The fish are opened up like salad bowls,
Slid between the metal bars of baskets,
Roasted in the wood-fired ovens, Iraqi style.
The flesh glows as if it were made of glass.
The men gather. Their fingers pull pieces of bread
From one giant flat loaf, as round as a bass drum.
His wife collapsed when she saw his skin,
Purple and green like a tie-dyed shirt.
His daughter erupts in tears, and she is only four.
A bird hops in its cage and sings to the streets below.
The oldest girl says, See, I have found this in the refuse,
A bicycle pump to inflate her ball.
See, these are the shoes I brought from Iraq,
silver football shoes. She wears them only in secret.

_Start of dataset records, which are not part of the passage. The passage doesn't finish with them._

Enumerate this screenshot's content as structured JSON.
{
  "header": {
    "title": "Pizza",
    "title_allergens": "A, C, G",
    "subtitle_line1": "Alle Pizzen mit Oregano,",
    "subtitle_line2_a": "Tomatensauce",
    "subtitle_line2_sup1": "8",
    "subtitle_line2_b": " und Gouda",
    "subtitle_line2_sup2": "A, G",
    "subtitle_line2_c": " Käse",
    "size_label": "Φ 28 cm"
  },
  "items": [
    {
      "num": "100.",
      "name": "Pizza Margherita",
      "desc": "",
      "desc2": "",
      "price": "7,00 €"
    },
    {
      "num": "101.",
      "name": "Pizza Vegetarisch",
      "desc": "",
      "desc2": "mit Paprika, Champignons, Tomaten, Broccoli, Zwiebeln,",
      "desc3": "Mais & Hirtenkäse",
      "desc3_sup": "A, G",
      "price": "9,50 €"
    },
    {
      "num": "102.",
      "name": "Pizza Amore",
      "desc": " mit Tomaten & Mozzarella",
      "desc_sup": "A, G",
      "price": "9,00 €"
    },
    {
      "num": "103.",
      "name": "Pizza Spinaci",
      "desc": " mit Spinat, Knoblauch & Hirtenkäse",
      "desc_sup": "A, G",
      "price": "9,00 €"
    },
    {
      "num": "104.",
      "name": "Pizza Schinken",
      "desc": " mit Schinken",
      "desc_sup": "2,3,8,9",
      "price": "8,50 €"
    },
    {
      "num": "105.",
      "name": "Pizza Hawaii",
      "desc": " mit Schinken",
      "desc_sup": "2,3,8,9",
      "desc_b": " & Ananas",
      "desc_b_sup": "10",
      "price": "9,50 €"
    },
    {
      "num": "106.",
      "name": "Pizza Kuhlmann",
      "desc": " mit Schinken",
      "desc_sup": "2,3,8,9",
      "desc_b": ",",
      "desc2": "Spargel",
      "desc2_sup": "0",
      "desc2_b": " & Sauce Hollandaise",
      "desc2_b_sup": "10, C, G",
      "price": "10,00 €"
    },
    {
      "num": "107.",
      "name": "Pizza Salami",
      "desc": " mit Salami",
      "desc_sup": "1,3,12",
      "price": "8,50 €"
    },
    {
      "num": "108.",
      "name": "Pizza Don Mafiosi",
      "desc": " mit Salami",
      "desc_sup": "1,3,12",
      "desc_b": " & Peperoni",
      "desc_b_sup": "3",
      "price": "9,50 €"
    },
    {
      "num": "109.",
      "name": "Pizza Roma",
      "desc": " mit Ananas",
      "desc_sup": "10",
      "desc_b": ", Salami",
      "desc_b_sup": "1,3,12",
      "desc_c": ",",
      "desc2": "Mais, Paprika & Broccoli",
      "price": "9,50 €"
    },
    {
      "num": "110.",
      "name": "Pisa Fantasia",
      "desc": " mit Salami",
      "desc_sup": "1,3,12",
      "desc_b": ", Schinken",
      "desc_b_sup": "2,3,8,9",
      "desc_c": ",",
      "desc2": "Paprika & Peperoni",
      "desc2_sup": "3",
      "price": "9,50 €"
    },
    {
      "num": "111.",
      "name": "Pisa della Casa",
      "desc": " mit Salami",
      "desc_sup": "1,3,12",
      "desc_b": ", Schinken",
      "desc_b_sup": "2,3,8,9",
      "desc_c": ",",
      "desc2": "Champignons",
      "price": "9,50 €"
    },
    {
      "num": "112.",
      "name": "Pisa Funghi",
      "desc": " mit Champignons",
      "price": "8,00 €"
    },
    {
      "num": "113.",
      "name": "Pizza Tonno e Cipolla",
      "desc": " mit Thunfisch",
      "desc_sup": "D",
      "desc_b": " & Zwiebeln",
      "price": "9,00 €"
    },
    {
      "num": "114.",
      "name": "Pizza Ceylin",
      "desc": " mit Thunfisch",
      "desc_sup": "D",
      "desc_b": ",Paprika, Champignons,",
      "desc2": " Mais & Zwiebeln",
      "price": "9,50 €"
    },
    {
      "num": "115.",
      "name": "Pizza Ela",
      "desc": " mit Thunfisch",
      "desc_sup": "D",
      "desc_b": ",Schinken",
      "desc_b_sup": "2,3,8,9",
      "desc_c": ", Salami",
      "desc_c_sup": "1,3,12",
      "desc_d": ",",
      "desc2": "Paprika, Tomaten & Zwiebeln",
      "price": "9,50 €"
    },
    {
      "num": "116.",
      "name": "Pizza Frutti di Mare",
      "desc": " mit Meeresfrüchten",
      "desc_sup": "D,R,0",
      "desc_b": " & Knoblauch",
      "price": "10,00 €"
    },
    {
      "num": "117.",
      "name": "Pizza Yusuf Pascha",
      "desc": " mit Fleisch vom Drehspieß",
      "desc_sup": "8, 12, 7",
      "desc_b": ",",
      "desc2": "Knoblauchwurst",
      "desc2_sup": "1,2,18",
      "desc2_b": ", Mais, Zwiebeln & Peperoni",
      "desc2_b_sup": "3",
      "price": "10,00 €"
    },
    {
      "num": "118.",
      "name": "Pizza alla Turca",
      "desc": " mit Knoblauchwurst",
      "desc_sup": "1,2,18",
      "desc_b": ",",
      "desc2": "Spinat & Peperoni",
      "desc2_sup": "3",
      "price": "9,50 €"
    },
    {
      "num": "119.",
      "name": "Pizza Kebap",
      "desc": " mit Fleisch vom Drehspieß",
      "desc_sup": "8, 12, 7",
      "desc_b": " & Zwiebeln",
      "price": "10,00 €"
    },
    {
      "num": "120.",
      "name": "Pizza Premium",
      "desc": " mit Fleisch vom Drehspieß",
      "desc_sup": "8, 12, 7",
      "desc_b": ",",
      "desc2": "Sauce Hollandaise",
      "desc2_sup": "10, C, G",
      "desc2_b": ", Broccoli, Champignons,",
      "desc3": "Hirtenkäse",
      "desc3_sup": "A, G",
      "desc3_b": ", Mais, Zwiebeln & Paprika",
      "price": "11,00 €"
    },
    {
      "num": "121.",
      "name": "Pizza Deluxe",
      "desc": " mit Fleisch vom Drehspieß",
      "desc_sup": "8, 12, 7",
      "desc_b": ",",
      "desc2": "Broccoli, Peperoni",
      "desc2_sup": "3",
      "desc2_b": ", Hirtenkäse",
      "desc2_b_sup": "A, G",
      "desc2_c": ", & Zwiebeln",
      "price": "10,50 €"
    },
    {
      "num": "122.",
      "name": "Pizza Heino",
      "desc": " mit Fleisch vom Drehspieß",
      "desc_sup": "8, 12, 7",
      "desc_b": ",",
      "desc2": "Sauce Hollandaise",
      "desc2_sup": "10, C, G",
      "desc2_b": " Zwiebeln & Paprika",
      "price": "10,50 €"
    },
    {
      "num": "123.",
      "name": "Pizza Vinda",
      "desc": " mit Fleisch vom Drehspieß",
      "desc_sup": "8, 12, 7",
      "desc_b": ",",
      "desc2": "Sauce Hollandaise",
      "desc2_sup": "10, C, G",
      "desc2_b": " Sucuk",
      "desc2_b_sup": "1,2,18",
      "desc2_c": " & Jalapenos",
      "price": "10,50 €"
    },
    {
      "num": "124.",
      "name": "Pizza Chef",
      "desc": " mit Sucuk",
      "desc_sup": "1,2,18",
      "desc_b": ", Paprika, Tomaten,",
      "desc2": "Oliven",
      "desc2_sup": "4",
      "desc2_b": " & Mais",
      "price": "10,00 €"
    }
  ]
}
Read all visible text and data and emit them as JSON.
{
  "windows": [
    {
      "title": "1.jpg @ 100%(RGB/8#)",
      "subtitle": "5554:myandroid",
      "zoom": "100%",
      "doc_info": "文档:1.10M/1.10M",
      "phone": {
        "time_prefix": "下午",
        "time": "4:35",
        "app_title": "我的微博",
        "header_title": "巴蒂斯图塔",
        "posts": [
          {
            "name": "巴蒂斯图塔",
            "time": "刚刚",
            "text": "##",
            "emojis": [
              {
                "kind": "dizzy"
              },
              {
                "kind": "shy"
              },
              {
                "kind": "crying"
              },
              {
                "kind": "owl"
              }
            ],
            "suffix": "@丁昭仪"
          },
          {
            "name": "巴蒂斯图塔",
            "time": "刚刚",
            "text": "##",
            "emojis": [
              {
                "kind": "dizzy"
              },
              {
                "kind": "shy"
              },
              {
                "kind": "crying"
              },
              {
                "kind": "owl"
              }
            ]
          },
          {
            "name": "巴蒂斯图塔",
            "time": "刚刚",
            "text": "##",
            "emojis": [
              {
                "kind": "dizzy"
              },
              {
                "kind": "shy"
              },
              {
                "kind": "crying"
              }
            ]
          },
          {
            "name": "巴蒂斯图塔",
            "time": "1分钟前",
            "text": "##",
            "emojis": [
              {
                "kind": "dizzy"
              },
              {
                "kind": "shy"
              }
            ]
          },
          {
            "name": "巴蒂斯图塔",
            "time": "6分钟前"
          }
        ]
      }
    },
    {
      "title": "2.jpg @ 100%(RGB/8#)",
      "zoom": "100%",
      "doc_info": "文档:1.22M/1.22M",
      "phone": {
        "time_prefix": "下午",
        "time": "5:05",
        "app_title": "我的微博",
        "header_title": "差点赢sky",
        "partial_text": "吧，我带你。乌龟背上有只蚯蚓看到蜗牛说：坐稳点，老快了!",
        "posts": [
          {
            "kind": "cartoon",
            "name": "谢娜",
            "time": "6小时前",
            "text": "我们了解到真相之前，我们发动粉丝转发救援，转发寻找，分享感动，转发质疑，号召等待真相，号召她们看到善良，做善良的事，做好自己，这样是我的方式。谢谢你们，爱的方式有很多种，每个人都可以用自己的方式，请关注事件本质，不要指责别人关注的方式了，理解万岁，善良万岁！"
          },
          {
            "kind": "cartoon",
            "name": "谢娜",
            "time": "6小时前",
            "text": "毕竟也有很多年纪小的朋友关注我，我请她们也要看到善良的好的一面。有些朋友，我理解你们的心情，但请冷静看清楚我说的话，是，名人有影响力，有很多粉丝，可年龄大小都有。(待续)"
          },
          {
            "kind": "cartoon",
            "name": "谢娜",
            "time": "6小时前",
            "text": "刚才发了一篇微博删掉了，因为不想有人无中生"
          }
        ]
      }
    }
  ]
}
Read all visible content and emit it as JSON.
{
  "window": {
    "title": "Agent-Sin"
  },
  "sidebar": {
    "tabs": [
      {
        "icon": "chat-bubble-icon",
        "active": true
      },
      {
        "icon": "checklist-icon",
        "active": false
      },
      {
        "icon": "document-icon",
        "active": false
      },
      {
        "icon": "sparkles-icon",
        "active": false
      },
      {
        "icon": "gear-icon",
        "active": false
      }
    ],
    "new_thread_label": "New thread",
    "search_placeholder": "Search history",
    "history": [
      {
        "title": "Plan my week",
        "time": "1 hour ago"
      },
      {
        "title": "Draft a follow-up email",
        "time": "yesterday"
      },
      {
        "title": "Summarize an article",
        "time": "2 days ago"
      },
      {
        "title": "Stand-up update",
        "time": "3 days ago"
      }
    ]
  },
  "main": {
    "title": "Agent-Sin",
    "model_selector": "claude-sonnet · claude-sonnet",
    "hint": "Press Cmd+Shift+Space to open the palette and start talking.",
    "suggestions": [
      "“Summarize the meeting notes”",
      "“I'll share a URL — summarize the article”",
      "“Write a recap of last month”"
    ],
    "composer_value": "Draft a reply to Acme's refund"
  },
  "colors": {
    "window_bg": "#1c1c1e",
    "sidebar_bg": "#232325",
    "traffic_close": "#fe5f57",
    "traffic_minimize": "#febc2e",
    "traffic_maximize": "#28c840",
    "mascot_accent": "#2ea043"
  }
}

Naranj is a small bitter orange used to heal.
It grows in the courtyard, resisting the concrete.
We call the orange a Portugal
Because the sweet orange came from Portugal.
This is interpretation in the House of War.
The Ummah Is Changing is written on my chocolate bar.
The flavor is Ummah Orange.
These are the delights of the House of War.
Back home, the dense orange groves were scorched.
Through the warren of alleyways
And cinderblock homes was an incense of burnt oranges,
Burnt blossoms, burnt Portugal.
You can still buy those little Ramadan happy meals we used to love.
Mubarek Olsen, with little zombie children praying.
Remember the birds everyone kept in cages?
No one keeps birds like that in Europe anymore. It isn’t humane.